Nvidia launched a new Ethernet-based networking platform – the Nvidia Spectrum-X – that targets generative AI workloads. Based on tight coupling of the Nvidia Spectrum-4 Ethernet switch with the Nvidia BlueField-3 DPU, Spectrum-X delivers 1.7x better overall AI performance and power efficiency, along with consistent, predictable performance in multi-tenant environments, according to Nvidia, which made the announcement at Computex this week.
In a pre-briefing, Gilad Shainer, Nvidia senior vice president of networking, said, “An AI cloud system utilizes two Ethernet networks. One is used for cloud control and user access; [it’s] often called the North-South network. The other one is the compute fabric connecting GPUs and CPUs [and] is commonly referred to as the East-West network. Traditional Ethernet used for East West connectivity is simply too slow to handle modern generative AI workloads.”
The Spectrum-X platform, said Shainer, is the world’s first Ethernet offering that’s purpose-built for AI. The platform includes the Nvidia Spectrum-4 Ethernet switch and BlueField-3 DPUs to create an end-to-end Ethernet infrastructure for Gen AI clouds. “Spectrum-X introduces a lossless Ethernet network, one that does not drop data packets and therefore is able to maintain very short tail latency. It includes new adaptive routing technology for RoCE RDMA operations, which translates to a 2x higher network performance versus traditional Ethernet when we scale GPU connectivity,” he said.
Shainer was asked during Q&A how Spectrum-X is able to avoid dropped packets, as buffer sizes are finite, and re-sending packets is commonly required when doing end-to-end congestion control.
“Congestion control in traditional Ethernet is done, for example, by switches that try to detect cases and then create notifications that are used to do the congestion control,” said Shainer. “What we did [using] Spectrum-4 and BlueField-3, is to create a new mechanism for congestion control, which does not depend on the network to discover hotspots of congestion that have already occurred and then try to deal with them.”
“[Instead,] it’s actually using advanced telemetry to be able to understand latencies across the network and small changes in latency across the network in order to be able to identify [potential] hotspots. Getting that information very, very quickly to the DPUs actually controls the data injection rate, and with that, you can keep the network hotspot free. You are able to do lossless, you’re able to do adaptive routing on that case and on that network, and actually get a great level of performances,” said Shainer.
As described by Nvidia:
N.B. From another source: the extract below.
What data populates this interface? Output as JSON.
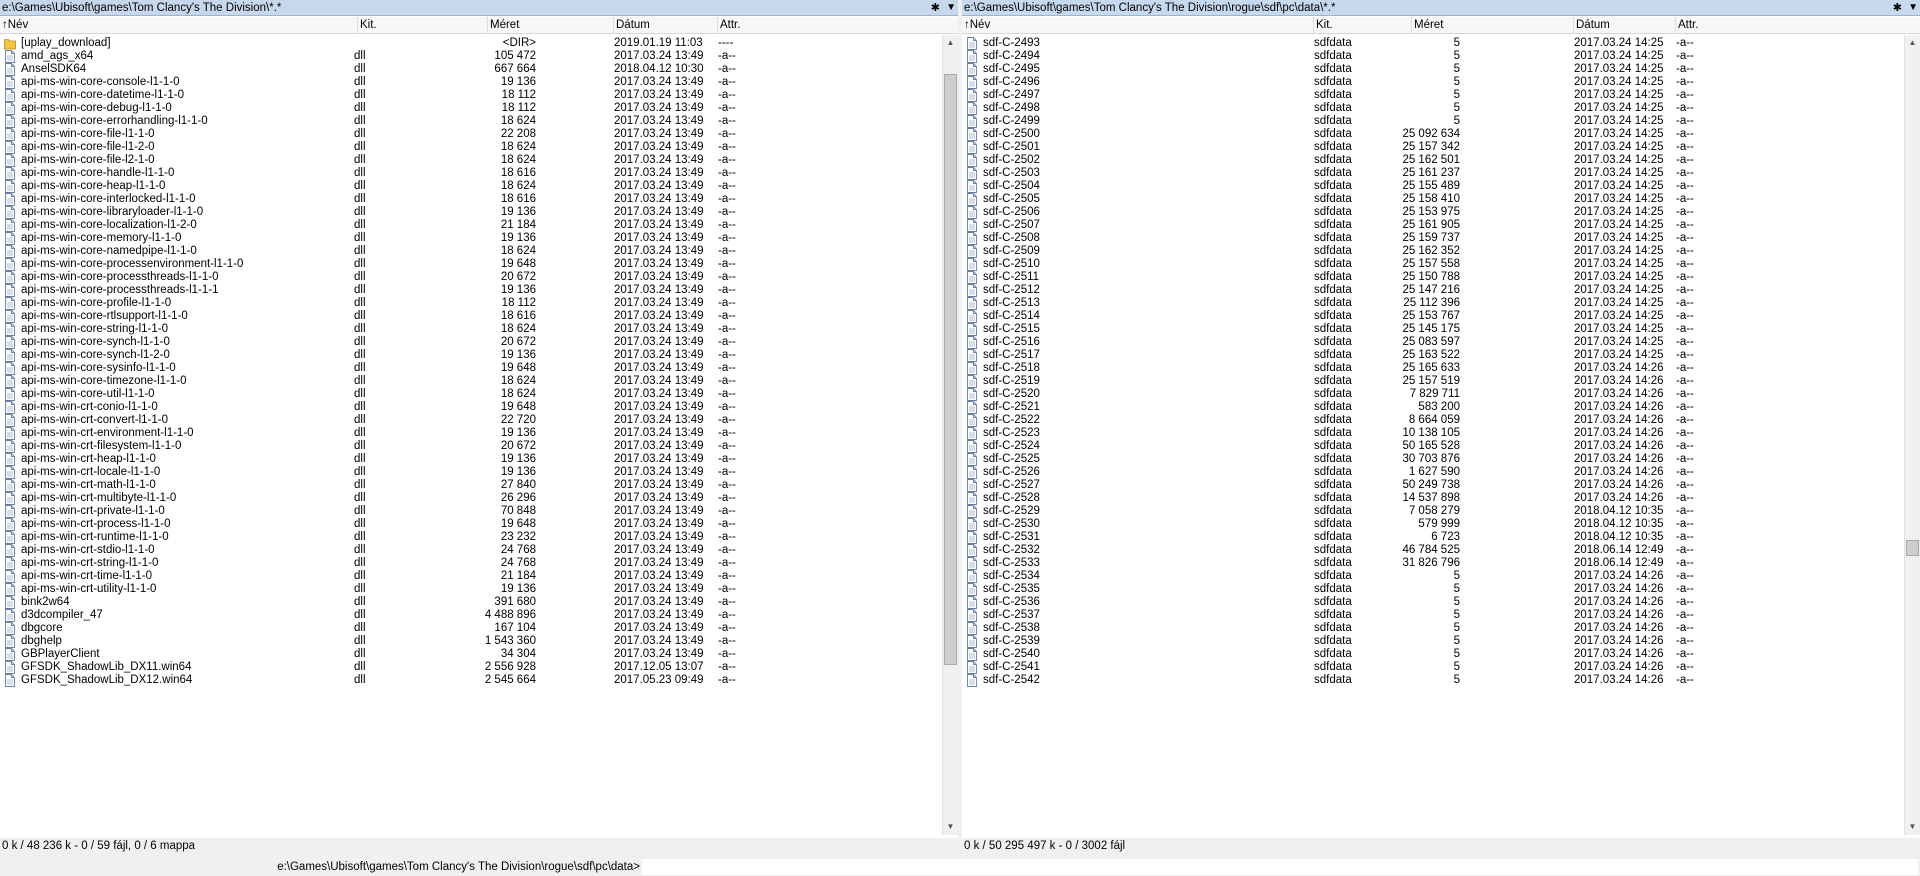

“The new platform starts with Spectrum-4, the world’s first 51Tb/sec Ethernet switch built specifically for AI networks. Advanced RoCE extensions work in concert across the Spectrum-4 switches, BlueField-3 DPUs and LinkX optics to create an end-to-end 400GbE network that is optimized for AI clouds. Spectrum-X enhances multi-tenancy with performance isolation to ensure tenants’ AI workloads perform optimally and consistently. It also offers better AI performance visibility, as it can identify performance bottlenecks and it features completely automated fabric validation.
“Acceleration software driving Spectrum-X includes powerful Nvidia SDKs such as Cumulus Linux, pure SONiC and NetQ – which together enable the networking platform’s extreme performance. It also includes the Nvidia DOCA software framework, which is at the heart of BlueField DPUs. Spectrum-X enables unprecedented scale of 256 200Gb/s ports connected by a single switch, or 16,000 ports in a two-tier leaf-spine topology to support the growth and expansion of AI clouds while maintaining high levels of performance and minimizing network latency.”
Spectrum-X, Spectrum-4 switches, and BlueField-3 DPUs are available now from system makers including Dell Technologies, Lenovo, and Supermicro.